The 2020 financial budget was targeted at expanding infrastructure, particularly roads.
But the Finance Minister announced in Parliament on Monday that government will require some 9.5 billion cedis to fight the COVID-19 pandemic, a situation that may move the 2020 budget deficit to over 7 percent.
Speaking to Citi Business News, Mr. Ofori-Atta said with the 2020 budget out gear due to the COVID-19, there is the need to reassess government expenditure and realign events to meet revenue target.
“We have to re-look at all the fundamental assumptions of the budget, and I did signal to Parliament that come July, there would be a lot more information and analysis because what is the new normal and how do we address the thing that invariably is going to occur? You remember in the first budget we spoke about the preferential option for the poor, remove these taxes and let people do what they want and now we are just coming down to the bottom of the Maslow theory, and we are saying keep body and soul together. At the same time make sure infrastructure is being managed.”
The Finance Minister has said Ghana will record a significant drop in revenue target for 2020 due to the COVID-19 pandemic.
He warns that the country is recording a huge decline in revenue from the port, petroleum revenue receipts as well as tax revenue due to economic slowdown being witnessed as the world fights the spread of the COVID-19 pandemic.
Government is targeting total Revenue and Grants for 2020 to reach 67.0 billion cedis.
But addressing parliamentarians on government’s plans of containing the spread, Mr. Ofori-Atta announced that the situation will lead to an increase in Ghana’s fiscal deficit.
Coronavirus pandemic to cost Ghana GHS9.5bn – Finance Minister
On Monday, the Finance Minister also announced that government had raised an additional 9.5 billion cedis to fight the COVID-19 pandemic, a situation that may move the 2020 budget deficit to over 7 percent.
This will be 2.5 percent of Ghana’s revised GDP.

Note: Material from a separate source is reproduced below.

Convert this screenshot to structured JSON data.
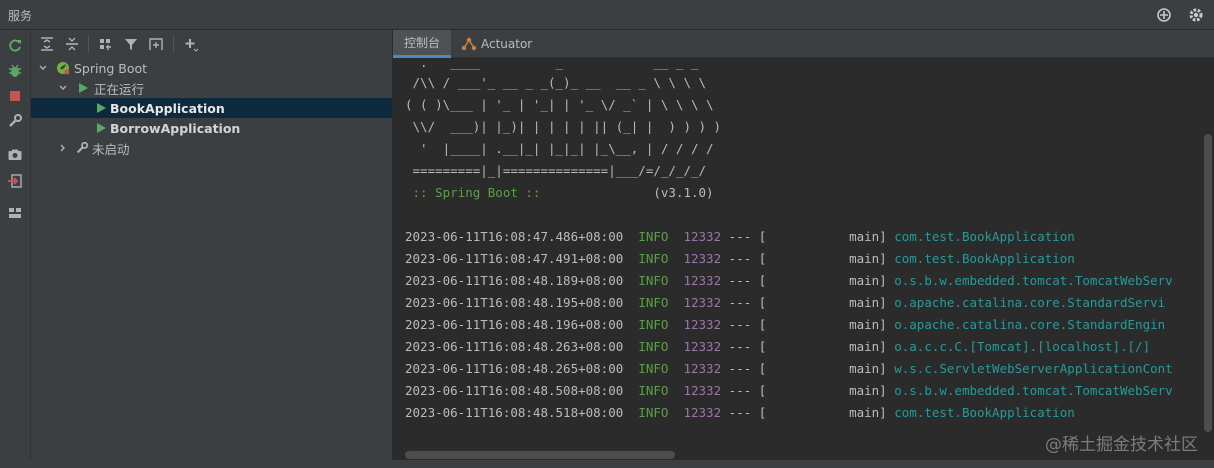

“Speaker, the total estimated fiscal impact from the shortfall in petroleum receipts, shortfall import duties, the shortfall in other tax revenues, the cost of the preparedness plan, and the cost of Coronavirus Alleviation Programme is GHS9,505 billion,” the Minister said when he appeared in Parliament.
Ultimately, there will be a “fiscal gap of GHS11.4 billion,” the Minister added.
Import duties, for example, will fall short of target by GHS808 million for the 2020 fiscal year, the Minister indicated.